SUPPLIED MATERIAL Block Start
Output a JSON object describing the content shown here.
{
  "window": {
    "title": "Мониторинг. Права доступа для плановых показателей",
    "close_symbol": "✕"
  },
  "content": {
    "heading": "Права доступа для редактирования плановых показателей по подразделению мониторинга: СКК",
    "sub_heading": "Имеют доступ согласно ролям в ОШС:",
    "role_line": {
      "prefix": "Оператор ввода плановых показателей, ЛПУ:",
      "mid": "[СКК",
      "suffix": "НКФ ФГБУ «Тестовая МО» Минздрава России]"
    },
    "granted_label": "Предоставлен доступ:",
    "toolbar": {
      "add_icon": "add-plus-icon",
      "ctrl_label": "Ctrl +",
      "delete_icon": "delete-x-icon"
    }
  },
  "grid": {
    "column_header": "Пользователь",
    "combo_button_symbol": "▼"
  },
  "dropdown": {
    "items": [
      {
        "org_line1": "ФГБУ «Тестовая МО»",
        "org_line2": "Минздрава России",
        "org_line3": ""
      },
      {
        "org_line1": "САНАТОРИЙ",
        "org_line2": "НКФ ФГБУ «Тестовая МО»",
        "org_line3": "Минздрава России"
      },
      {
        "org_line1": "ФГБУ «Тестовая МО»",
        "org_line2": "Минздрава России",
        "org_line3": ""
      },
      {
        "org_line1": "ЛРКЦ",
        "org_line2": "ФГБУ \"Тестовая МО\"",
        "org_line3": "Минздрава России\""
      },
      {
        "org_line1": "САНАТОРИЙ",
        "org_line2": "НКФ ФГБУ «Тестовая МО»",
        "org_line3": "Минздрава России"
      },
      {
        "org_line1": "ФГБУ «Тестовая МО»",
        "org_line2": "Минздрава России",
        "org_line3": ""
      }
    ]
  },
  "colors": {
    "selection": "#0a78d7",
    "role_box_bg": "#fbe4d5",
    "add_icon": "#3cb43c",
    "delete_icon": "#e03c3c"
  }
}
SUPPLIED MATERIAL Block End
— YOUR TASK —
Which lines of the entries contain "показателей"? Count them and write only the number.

— EXERCISE RESPONSE —
3